## TASK GOAL:
Report every line from the following entries that contains the string "pixels".

INPUT RECORDS Start Marker

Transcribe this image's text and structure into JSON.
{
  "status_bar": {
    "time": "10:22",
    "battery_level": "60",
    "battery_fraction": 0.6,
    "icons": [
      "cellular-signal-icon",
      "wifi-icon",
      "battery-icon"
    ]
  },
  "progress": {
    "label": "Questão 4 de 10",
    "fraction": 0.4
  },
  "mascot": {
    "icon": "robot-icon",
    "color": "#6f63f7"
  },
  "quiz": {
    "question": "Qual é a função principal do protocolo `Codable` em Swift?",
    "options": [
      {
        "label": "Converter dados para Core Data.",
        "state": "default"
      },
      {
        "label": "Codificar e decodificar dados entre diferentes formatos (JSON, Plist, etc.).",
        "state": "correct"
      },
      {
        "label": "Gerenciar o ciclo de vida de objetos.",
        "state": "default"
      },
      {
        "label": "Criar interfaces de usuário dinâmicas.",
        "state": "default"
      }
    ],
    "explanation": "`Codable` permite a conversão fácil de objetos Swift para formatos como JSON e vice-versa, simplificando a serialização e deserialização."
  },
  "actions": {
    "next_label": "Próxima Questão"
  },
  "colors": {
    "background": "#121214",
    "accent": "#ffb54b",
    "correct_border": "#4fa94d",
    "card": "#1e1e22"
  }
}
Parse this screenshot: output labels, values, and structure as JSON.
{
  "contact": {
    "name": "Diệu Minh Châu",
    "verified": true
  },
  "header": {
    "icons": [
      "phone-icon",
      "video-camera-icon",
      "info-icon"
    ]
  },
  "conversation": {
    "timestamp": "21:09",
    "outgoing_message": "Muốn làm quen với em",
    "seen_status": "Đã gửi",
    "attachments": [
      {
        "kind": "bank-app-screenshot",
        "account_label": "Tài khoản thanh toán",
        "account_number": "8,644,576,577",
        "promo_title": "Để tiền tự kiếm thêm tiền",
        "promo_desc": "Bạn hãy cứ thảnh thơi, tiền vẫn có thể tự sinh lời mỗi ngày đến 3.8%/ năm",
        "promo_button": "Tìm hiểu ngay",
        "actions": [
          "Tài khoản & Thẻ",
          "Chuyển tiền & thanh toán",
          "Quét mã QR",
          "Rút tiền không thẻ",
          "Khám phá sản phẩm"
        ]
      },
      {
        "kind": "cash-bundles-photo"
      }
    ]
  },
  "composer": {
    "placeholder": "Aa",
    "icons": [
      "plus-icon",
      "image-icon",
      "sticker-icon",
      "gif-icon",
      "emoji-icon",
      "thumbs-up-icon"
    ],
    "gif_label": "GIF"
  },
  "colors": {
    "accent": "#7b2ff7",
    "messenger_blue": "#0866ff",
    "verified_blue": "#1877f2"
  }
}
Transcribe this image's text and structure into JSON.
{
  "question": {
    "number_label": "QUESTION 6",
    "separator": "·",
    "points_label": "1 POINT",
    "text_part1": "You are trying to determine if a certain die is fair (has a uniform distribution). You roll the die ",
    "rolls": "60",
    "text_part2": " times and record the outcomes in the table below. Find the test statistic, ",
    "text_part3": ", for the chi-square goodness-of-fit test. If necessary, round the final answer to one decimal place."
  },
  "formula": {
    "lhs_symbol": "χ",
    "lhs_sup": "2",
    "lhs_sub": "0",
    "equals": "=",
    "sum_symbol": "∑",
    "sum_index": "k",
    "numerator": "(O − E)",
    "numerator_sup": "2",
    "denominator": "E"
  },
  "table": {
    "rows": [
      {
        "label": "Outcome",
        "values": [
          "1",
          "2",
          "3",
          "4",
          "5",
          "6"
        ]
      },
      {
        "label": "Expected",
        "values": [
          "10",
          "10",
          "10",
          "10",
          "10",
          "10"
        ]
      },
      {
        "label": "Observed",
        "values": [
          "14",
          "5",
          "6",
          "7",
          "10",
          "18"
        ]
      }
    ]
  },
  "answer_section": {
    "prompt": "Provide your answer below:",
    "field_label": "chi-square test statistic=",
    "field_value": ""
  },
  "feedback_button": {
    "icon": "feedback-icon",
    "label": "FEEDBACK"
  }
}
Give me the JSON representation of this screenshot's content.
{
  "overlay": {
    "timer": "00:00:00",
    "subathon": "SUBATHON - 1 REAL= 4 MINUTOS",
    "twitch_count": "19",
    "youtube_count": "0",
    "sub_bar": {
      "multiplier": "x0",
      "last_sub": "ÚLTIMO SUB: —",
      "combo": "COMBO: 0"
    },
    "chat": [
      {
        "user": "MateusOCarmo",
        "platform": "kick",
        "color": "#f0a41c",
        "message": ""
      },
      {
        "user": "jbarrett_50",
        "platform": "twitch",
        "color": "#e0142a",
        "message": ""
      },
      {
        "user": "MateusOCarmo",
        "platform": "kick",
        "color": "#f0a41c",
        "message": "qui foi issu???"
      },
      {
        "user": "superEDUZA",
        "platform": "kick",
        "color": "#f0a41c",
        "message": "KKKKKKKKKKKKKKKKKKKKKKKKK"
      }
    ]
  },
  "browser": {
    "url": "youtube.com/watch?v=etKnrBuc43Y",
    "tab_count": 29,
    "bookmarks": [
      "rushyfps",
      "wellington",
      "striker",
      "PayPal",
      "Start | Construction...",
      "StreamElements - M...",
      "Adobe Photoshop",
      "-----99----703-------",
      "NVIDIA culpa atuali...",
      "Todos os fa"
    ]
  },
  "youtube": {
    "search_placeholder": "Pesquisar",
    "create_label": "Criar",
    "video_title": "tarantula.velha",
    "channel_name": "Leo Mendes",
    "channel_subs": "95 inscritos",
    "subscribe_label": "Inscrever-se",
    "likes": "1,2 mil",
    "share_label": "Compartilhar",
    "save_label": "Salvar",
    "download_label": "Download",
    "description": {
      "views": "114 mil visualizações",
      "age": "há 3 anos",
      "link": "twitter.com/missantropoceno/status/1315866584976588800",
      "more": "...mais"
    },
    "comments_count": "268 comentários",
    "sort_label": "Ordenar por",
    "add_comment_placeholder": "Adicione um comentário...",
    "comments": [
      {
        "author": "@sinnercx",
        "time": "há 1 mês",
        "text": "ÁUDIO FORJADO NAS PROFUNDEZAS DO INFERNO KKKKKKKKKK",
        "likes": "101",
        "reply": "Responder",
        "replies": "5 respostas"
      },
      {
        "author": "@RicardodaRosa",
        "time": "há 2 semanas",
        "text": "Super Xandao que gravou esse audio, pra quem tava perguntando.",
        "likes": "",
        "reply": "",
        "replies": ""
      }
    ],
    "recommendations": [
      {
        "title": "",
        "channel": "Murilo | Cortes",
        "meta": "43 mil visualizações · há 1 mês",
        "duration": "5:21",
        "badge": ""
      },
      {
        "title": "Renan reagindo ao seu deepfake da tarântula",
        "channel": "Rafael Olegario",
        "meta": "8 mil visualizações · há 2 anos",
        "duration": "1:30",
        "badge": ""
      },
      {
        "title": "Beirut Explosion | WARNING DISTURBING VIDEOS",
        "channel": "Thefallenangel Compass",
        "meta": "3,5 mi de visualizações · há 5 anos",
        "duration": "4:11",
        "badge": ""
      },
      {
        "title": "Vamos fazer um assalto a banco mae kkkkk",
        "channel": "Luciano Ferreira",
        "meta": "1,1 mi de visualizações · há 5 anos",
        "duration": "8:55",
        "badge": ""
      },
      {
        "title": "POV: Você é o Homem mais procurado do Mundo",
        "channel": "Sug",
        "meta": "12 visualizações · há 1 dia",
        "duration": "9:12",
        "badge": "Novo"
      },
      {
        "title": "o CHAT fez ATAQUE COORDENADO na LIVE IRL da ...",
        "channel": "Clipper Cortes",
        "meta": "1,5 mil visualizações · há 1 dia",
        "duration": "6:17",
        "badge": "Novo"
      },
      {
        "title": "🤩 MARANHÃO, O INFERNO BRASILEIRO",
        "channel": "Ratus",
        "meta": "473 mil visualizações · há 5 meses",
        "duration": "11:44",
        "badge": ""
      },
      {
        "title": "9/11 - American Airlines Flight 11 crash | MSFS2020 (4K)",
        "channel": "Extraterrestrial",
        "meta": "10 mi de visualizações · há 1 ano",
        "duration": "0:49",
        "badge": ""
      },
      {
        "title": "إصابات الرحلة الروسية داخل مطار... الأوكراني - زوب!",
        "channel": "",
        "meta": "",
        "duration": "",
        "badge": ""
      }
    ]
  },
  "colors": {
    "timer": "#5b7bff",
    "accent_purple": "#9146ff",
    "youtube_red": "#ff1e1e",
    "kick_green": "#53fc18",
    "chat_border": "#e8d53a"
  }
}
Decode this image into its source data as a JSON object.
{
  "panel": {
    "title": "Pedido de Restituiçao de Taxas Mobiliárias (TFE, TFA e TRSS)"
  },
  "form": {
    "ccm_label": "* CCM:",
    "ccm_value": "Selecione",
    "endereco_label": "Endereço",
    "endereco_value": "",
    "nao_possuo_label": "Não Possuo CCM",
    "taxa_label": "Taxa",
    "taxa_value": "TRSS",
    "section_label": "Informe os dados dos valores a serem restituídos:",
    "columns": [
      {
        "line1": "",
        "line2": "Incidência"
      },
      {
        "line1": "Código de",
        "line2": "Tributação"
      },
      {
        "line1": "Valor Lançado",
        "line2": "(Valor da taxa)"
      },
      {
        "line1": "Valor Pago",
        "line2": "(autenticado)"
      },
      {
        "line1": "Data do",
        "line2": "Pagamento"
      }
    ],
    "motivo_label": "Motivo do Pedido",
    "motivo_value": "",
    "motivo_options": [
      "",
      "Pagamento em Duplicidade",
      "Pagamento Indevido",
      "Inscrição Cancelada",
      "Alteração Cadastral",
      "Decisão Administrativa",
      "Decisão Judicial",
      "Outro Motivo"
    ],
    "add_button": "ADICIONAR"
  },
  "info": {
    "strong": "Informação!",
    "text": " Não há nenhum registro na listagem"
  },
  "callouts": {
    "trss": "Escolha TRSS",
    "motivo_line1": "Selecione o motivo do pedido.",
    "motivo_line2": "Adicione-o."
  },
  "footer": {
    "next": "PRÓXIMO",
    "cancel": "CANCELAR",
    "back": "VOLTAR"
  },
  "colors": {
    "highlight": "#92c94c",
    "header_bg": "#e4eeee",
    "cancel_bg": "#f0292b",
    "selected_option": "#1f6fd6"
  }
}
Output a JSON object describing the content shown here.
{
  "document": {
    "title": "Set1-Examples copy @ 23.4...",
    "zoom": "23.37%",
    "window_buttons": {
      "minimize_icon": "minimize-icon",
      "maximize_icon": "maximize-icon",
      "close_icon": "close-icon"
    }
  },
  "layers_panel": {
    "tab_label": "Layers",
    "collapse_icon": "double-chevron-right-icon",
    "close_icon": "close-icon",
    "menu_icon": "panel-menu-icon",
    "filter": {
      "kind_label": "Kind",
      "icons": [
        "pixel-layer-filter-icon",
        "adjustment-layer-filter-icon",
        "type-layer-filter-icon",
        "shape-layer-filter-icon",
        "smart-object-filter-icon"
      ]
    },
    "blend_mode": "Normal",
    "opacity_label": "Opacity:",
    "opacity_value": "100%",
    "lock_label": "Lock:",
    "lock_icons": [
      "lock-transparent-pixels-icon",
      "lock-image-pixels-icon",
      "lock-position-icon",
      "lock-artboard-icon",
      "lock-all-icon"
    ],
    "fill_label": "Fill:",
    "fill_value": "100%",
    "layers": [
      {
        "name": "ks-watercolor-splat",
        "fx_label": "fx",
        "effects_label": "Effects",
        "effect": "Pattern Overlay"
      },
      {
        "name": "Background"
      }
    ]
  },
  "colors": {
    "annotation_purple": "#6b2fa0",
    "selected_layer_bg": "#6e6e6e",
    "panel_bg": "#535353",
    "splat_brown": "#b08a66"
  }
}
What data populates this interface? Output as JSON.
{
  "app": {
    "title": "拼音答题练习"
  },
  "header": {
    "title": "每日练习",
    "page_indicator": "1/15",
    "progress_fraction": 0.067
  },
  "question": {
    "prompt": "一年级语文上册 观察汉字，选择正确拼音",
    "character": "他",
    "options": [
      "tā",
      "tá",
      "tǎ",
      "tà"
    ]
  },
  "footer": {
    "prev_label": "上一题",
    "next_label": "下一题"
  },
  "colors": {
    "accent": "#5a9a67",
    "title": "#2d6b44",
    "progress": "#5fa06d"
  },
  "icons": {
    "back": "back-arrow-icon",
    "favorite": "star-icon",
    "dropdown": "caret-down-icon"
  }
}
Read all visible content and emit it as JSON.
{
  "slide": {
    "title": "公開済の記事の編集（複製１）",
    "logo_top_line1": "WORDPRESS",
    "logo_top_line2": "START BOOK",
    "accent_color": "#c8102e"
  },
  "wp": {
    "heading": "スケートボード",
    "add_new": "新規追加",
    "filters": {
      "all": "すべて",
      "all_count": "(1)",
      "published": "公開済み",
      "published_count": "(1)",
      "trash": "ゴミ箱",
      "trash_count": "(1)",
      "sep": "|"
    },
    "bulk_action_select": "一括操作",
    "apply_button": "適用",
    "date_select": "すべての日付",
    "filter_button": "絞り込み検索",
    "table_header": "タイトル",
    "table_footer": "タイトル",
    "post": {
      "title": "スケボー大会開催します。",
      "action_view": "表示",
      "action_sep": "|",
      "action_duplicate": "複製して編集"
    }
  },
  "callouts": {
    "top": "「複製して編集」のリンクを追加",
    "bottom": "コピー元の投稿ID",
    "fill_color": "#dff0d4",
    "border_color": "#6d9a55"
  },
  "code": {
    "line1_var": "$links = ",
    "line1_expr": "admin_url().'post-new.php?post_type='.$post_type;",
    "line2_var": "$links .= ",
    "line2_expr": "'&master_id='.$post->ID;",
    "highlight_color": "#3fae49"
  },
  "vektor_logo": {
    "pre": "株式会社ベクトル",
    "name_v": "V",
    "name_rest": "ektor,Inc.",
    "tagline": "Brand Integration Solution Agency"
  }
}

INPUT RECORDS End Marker

## YOUR SOLUTION:
      "lock-transparent-pixels-icon",
      "lock-image-pixels-icon",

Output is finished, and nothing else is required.